The tech industry itself is mired with anticompetitive behavior—with the FAANG (Facebook, Amazon, Apple, Netflix, Google) bloc dominating the stock market and swallowing up all of its smaller competitors. Netflix pioneered online video content and then later video creation, with Amazon and Hulu and a host of other companies following suit in their successful business model. The merger with Time Warner will enable AT&T to compete with this business model, which would allow the media industry to once again compete with tech giants.
The DOJ estimated that, as a result of this merger, the price of cable bills could rise for consumers by $0.45 per month, since AT&T could now charge more for Time Warner content, which would total up to $400 million annually. Antitrust law requires a high burden of proof on the DOJ—they must prove that it is not only possible but likely for the consumer to be hurt. AT&T and Time Warner agreed to an anti-blackout clause, i.e. AT&T could not hold back (“blackout”) any content produced by Time Warner from its competitors.
This case has highlighted antitrust law’s myopic nature. The ramifications of the AT&T-Time Warner merger go beyond an increase to cable bills. The history of M&A activity shows that although one merger may not have a large effect on industry, many mergers will compound on themselves. Furthermore, antitrust law does not deal with the fact that often companies use M&A to expand into different industries and bolster their revenues. Elizabeth Warren’s latest initiative includes antitrust elements, which would include breaking up the tech companies that have been giving companies like Time Warner and AT&T competition.
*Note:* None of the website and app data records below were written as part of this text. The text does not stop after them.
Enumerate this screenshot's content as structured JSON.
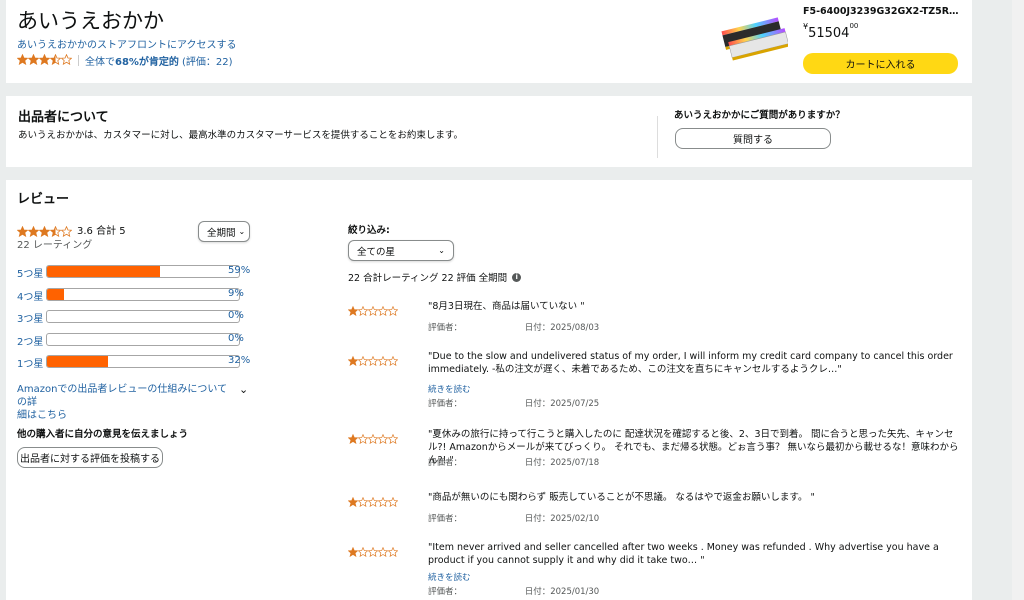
{
  "seller": {
    "name": "あいうえおかか",
    "storefront_link": "あいうえおかかのストアフロントにアクセスする",
    "rating_summary_prefix": "全体で",
    "rating_summary_pct": "68%が肯定的",
    "rating_summary_suffix": "(評価：22)",
    "stars": 3.5
  },
  "product": {
    "title": "F5-6400J3239G32GX2-TZ5R…",
    "price_symbol": "¥",
    "price_main": "51504",
    "price_fraction": "00",
    "cart_button": "カートに入れる"
  },
  "about": {
    "heading": "出品者について",
    "description": "あいうえおかかは、カスタマーに対し、最高水準のカスタマーサービスを提供することをお約束します。",
    "question_heading": "あいうえおかかにご質問がありますか？",
    "question_button": "質問する"
  },
  "reviews": {
    "heading": "レビュー",
    "stars": 3.5,
    "avg": "3.6 合計 5",
    "count_label": "22 レーティング",
    "period_select": "全期間",
    "histogram": [
      {
        "label": "5つ星",
        "pct": "59%",
        "value": 59
      },
      {
        "label": "4つ星",
        "pct": "9%",
        "value": 9
      },
      {
        "label": "3つ星",
        "pct": "0%",
        "value": 0
      },
      {
        "label": "2つ星",
        "pct": "0%",
        "value": 0
      },
      {
        "label": "1つ星",
        "pct": "32%",
        "value": 32
      }
    ],
    "how_it_works_line1": "Amazonでの出品者レビューの仕組みについての詳",
    "how_it_works_line2": "細はこちら",
    "share_heading": "他の購入者に自分の意見を伝えましょう",
    "share_button": "出品者に対する評価を投稿する",
    "filter_label": "絞り込み:",
    "filter_select": "全ての星",
    "filter_summary": "22 合計レーティング 22 評価 全期間",
    "items": [
      {
        "text": "\"8月3日現在、商品は届いていない \"",
        "reviewer": "評価者：",
        "date": "日付：2025/08/03",
        "stars": 1,
        "more": ""
      },
      {
        "text": "\"Due to the slow and undelivered status of my order, I will inform my credit card company to cancel this order immediately. -私の注文が遅く、未着であるため、この注文を直ちにキャンセルするようクレ…\"",
        "reviewer": "評価者：",
        "date": "日付：2025/07/25",
        "stars": 1,
        "more": "続きを読む"
      },
      {
        "text": "\"夏休みの旅行に持って行こうと購入したのに 配達状況を確認すると後、2、3日で到着。 間に合うと思った矢先、キャンセル?! Amazonからメールが来てびっくり。 それでも、まだ帰る状態。どぉ言う事？ 無いなら最初から載せるな！意味わからん?! \"",
        "reviewer": "評価者：",
        "date": "日付：2025/07/18",
        "stars": 1,
        "more": ""
      },
      {
        "text": "\"商品が無いのにも関わらず 販売していることが不思議。 なるはやで返金お願いします。 \"",
        "reviewer": "評価者：",
        "date": "日付：2025/02/10",
        "stars": 1,
        "more": ""
      },
      {
        "text": "\"Item never arrived and seller cancelled after two weeks . Money was refunded . Why advertise you have a product if you cannot supply it and why did it take two… \"",
        "reviewer": "評価者：",
        "date": "日付：2025/01/30",
        "stars": 1,
        "more": "続きを読む"
      }
    ]
  },
  "colors": {
    "star": "#de7921",
    "bar": "#ff6200",
    "link": "#2162a1",
    "cart": "#ffd814"
  }
}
Her plans involve a novel approach to antitrust and would present a viable reinvigoration of these efforts, that, instead of blocking mergers, could scale industries back to being competitive.
If the DOJ had succeeded in blocking the AT&T and Time Warner merger, that would have not fixed anything either; paradoxically, by letting this merger go through, there is now more competition for the tech giants. One merger alone, even of an $85 billion magnitude, does not have the power to make an industry substantially less competitive. Without a holistic approach to M&A that considers anti-competitive behavior within the industry, rival industries, and the overall economy, antitrust will continue to lack the teeth it needs to protect consumers and small businesses.